US6662375 *May 1, 2002Dec 16, 2003Morning Pride Manufacturing, L.L.C.Protective hood, such as firefighter's hood, which has sections made from comparatively heavier and comparatively lighter materials
Referenced by
Citing PatentFiling datePublication dateApplicantTitle
US6978480 *Mar 1, 2004Dec 27, 2005Morning Pride Manufacturing, L.L.C.Protective garment, as for firefighter, with different front and back properties
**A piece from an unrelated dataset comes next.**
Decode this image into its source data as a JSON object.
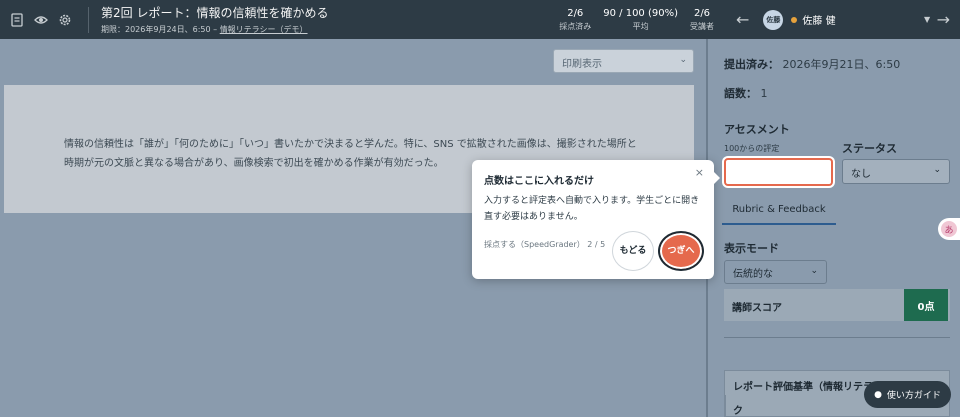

US7594281 *Apr 13, 2005Sep 29, 2009Larry & Brenda StinsonExplosion and fire extraction safety garment
Classifications
U.S. Classification2/84
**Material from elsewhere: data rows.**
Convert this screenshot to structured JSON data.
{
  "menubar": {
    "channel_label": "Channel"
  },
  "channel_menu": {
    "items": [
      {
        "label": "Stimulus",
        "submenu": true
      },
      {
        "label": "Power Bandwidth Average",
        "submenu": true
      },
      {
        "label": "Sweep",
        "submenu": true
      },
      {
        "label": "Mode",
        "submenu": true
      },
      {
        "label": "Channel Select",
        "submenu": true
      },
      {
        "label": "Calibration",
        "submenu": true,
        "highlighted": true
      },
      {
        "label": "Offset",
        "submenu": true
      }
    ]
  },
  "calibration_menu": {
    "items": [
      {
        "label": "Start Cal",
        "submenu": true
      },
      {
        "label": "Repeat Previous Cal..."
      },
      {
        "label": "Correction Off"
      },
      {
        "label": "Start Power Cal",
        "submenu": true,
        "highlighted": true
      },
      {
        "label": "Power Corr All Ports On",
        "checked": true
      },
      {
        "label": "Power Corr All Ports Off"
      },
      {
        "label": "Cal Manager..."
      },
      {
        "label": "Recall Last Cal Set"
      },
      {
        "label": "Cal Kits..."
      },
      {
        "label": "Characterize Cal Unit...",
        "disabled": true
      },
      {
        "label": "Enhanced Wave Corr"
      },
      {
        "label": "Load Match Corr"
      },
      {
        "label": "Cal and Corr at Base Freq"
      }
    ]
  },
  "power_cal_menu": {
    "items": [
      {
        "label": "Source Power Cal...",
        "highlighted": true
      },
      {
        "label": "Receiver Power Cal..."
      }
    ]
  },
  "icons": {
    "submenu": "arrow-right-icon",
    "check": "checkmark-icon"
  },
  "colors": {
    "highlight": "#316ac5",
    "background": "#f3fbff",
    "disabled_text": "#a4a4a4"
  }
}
International ClassificationA62B17/00, A42B3/28, A62B17/04, A42B3/10, A42B1/04
Cooperative ClassificationA62B17/04, A42B3/28, A42B3/105, A42B1/048, A62B17/003
European ClassificationA42B3/28, A62B17/00D, A62B17/04, A42B1/04E, A42B3/10B
Legal Events
DateCodeEventDescription
Dec 29, 2011FPAYFee payment
Year of fee payment: 8
Feb 4, 2008REMIMaintenance fee reminder mailed
Jan 28, 2008FPAYFee payment
Year of fee payment: 4
Jul 28, 2003ASAssignment
Owner name: MORNING PRIDE MANUFACTURING, L.L.C., OHIO
Free format text: ASSIGNMENT OF ASSIGNORS INTEREST;ASSIGNORS:LEWIS, PATRICIA;GRILLIOT, MARY I.;GRILLIOT, WILLIAM L.;REEL/FRAME:014346/0459
Effective date: 20030728